Unorganized workers quickly joined unions, but locals did not make agreements with the carriers; terms were set by government fiat. Labor leaders worried about maintaining their positions when federal control ended. This was, of course, the scenario that left some labor leaders, including Sam Gompers of the AFL, unenthusiastic about government regulation. Railroad workers benefited from federal control. 17 Women and African-Americans were still far from being treated equally in all aspects of the industry.
23 Early in 1922, labor leaders founded the RLEA. While the RLEA embraced Johnston’s arguments for increased political activity, it dismissed his more radical ideas concerning government ownership of the railroads and other quasi-public enterprises. Formation of the RLEA was the capstone of a gradual movement toward interunion cooperation. With the railroad unions mobilized, Johnston urged his peers to form a broader alliance. He argued that a “ . . coalition of all progressive forces including the minority parties, the labor unions, and other liberal groups” should be established.
The second resolution called for a Committee of Fifteen to coordinate the local committees’ activities. 28 The AFL leadership was not represented at the meeting. Gompers declined an invitation, which is curious since earlier he suggested an “offensive and defensive” political alliance between the rail unions and the AFL. The failure of the brotherhoods and the AFL to come together seems to lie in the relationship between Stone and Gompers, who were suspicious of each other. Neither man wanted to appear to be subordinate to the other.

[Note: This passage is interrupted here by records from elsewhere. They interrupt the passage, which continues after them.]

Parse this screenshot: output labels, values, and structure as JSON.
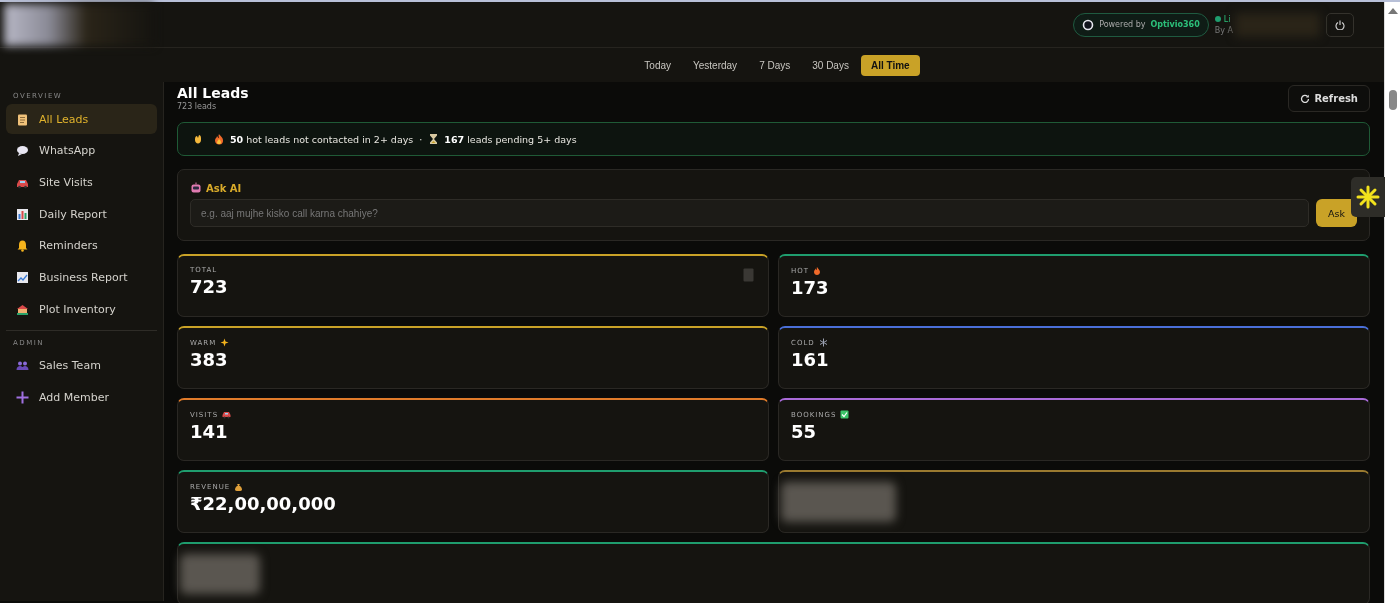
{
  "header": {
    "badge": {
      "prefix": "Powered by",
      "brand": "Optivio360"
    },
    "status": {
      "label": "Li",
      "by": "By A"
    }
  },
  "date_filters": [
    {
      "label": "Today",
      "selected": false
    },
    {
      "label": "Yesterday",
      "selected": false
    },
    {
      "label": "7 Days",
      "selected": false
    },
    {
      "label": "30 Days",
      "selected": false
    },
    {
      "label": "All Time",
      "selected": true
    }
  ],
  "sidebar": {
    "sections": [
      {
        "title": "OVERVIEW",
        "items": [
          {
            "label": "All Leads",
            "selected": true
          },
          {
            "label": "WhatsApp",
            "selected": false
          },
          {
            "label": "Site Visits",
            "selected": false
          },
          {
            "label": "Daily Report",
            "selected": false
          },
          {
            "label": "Reminders",
            "selected": false
          },
          {
            "label": "Business Report",
            "selected": false
          },
          {
            "label": "Plot Inventory",
            "selected": false
          }
        ]
      },
      {
        "title": "ADMIN",
        "items": [
          {
            "label": "Sales Team",
            "selected": false
          },
          {
            "label": "Add Member",
            "selected": false
          }
        ]
      }
    ]
  },
  "page": {
    "title": "All Leads",
    "subtitle": "723 leads",
    "refresh_button": "Refresh"
  },
  "alert": {
    "parts": [
      "**50** hot leads not contacted in 2+ days",
      "·",
      "**167** leads pending 5+ days"
    ]
  },
  "ask_ai": {
    "title": "Ask AI",
    "placeholder": "e.g. aaj mujhe kisko call karna chahiye?",
    "button": "Ask"
  },
  "stats": [
    {
      "kind": "value",
      "label": "TOTAL",
      "value": "723",
      "color": "#c9a227"
    },
    {
      "kind": "value",
      "label": "HOT",
      "value": "173",
      "color": "#1f9d6e"
    },
    {
      "kind": "value",
      "label": "WARM",
      "value": "383",
      "color": "#c9a227"
    },
    {
      "kind": "value",
      "label": "COLD",
      "value": "161",
      "color": "#4a6fd8"
    },
    {
      "kind": "value",
      "label": "VISITS",
      "value": "141",
      "color": "#e07b2a"
    },
    {
      "kind": "value",
      "label": "BOOKINGS",
      "value": "55",
      "color": "#a86ad8"
    },
    {
      "kind": "value",
      "label": "REVENUE",
      "value": "₹22,00,00,000",
      "color": "#1f9d6e"
    },
    {
      "kind": "redacted",
      "color": "#9a7a30"
    },
    {
      "kind": "redacted",
      "color": "#1f9d6e"
    }
  ]
}
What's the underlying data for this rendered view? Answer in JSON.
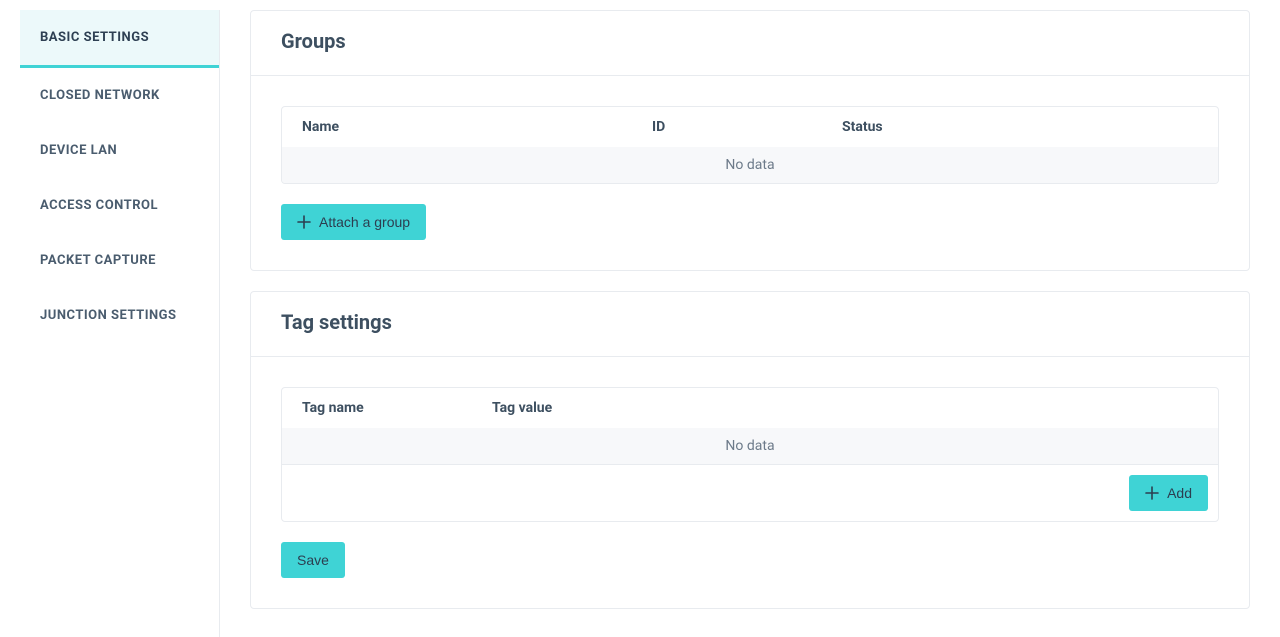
{
  "sidebar": {
    "items": [
      {
        "label": "BASIC SETTINGS",
        "active": true
      },
      {
        "label": "CLOSED NETWORK",
        "active": false
      },
      {
        "label": "DEVICE LAN",
        "active": false
      },
      {
        "label": "ACCESS CONTROL",
        "active": false
      },
      {
        "label": "PACKET CAPTURE",
        "active": false
      },
      {
        "label": "JUNCTION SETTINGS",
        "active": false
      }
    ]
  },
  "groups_card": {
    "title": "Groups",
    "table": {
      "columns": {
        "name": "Name",
        "id": "ID",
        "status": "Status"
      },
      "empty_text": "No data"
    },
    "attach_button": "Attach a group"
  },
  "tags_card": {
    "title": "Tag settings",
    "table": {
      "columns": {
        "tag_name": "Tag name",
        "tag_value": "Tag value"
      },
      "empty_text": "No data"
    },
    "add_button": "Add",
    "save_button": "Save"
  }
}
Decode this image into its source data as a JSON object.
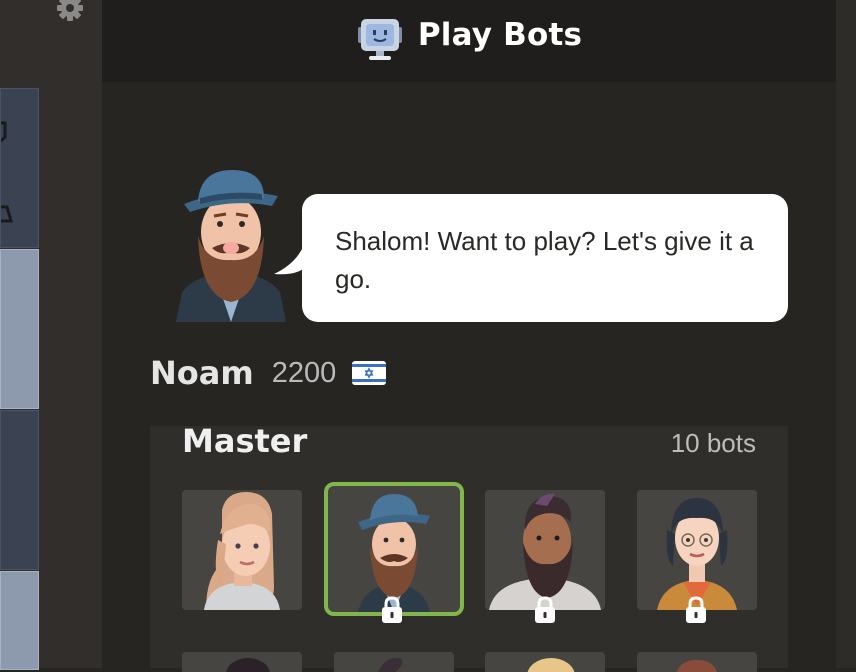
{
  "header": {
    "title": "Play Bots",
    "icon": "robot-monitor-icon"
  },
  "bot": {
    "name": "Noam",
    "rating": "2200",
    "country_flag": "israel-flag-icon",
    "greeting": "Shalom! Want to play? Let's give it a go."
  },
  "category": {
    "title": "Master",
    "count": "10 bots",
    "tiles": [
      {
        "name": "bot-avatar-woman-blonde",
        "locked": false,
        "selected": false
      },
      {
        "name": "bot-avatar-noam",
        "locked": true,
        "selected": true
      },
      {
        "name": "bot-avatar-bearded-man",
        "locked": true,
        "selected": false
      },
      {
        "name": "bot-avatar-woman-dark-hair",
        "locked": true,
        "selected": false
      }
    ]
  },
  "colors": {
    "background": "#262522",
    "header": "#1f1e1c",
    "panel": "#302e2b",
    "selected_border": "#81b64c"
  }
}
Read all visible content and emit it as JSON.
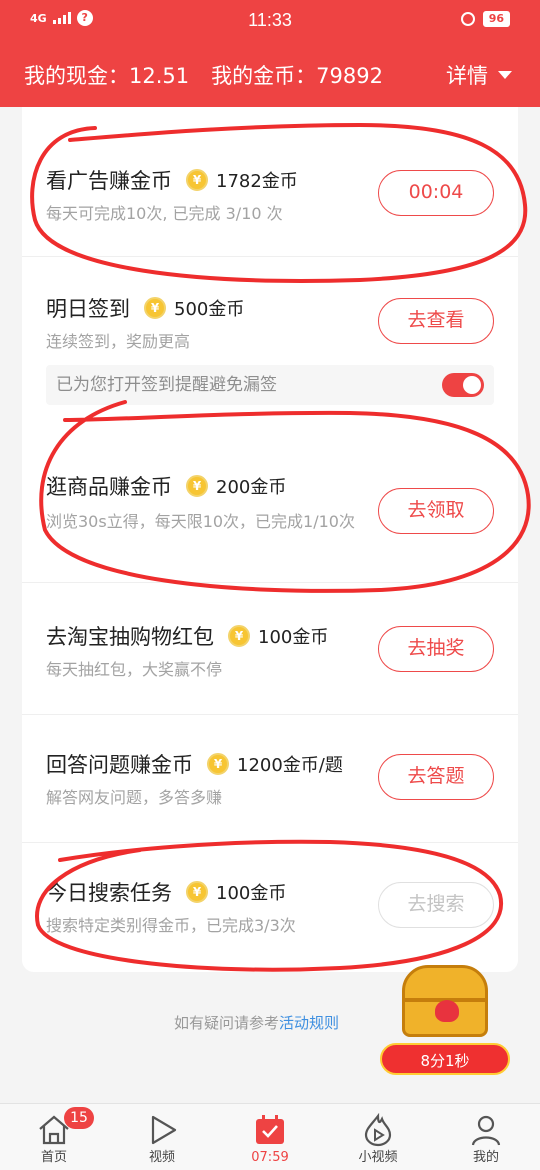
{
  "status_bar": {
    "network": "4G",
    "time": "11:33",
    "battery": "96"
  },
  "header": {
    "cash_label": "我的现金：12.51",
    "coins_label": "我的金币：79892",
    "detail_label": "详情"
  },
  "tasks": [
    {
      "title": "看广告赚金币",
      "reward": "1782金币",
      "desc": "每天可完成10次, 已完成 3/10 次",
      "button": "00:04",
      "enabled": true
    },
    {
      "title": "明日签到",
      "reward": "500金币",
      "desc": "连续签到，奖励更高",
      "button": "去查看",
      "enabled": true
    },
    {
      "title": "逛商品赚金币",
      "reward": "200金币",
      "desc": "浏览30s立得，每天限10次，已完成1/10次",
      "button": "去领取",
      "enabled": true
    },
    {
      "title": "去淘宝抽购物红包",
      "reward": "100金币",
      "desc": "每天抽红包，大奖赢不停",
      "button": "去抽奖",
      "enabled": true
    },
    {
      "title": "回答问题赚金币",
      "reward": "1200金币/题",
      "desc": "解答网友问题，多答多赚",
      "button": "去答题",
      "enabled": true
    },
    {
      "title": "今日搜索任务",
      "reward": "100金币",
      "desc": "搜索特定类别得金币，已完成3/3次",
      "button": "去搜索",
      "enabled": false
    }
  ],
  "reminder": {
    "text": "已为您打开签到提醒避免漏签",
    "toggle_on": true
  },
  "coin_glyph": "¥",
  "rules": {
    "prefix": "如有疑问请参考",
    "link": "活动规则"
  },
  "chest_timer": "8分1秒",
  "nav": [
    {
      "label": "首页",
      "icon": "home-icon",
      "badge": "15"
    },
    {
      "label": "视频",
      "icon": "play-icon"
    },
    {
      "label": "07:59",
      "icon": "calendar-icon",
      "active": true
    },
    {
      "label": "小视频",
      "icon": "flame-play-icon"
    },
    {
      "label": "我的",
      "icon": "user-icon"
    }
  ],
  "colors": {
    "primary": "#ee4343",
    "link": "#3e8fe0",
    "coin": "#f7c533"
  }
}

American Railroad Labor and the Genesis of the New Deal, 1919-1935 by Jon R. Huibregtse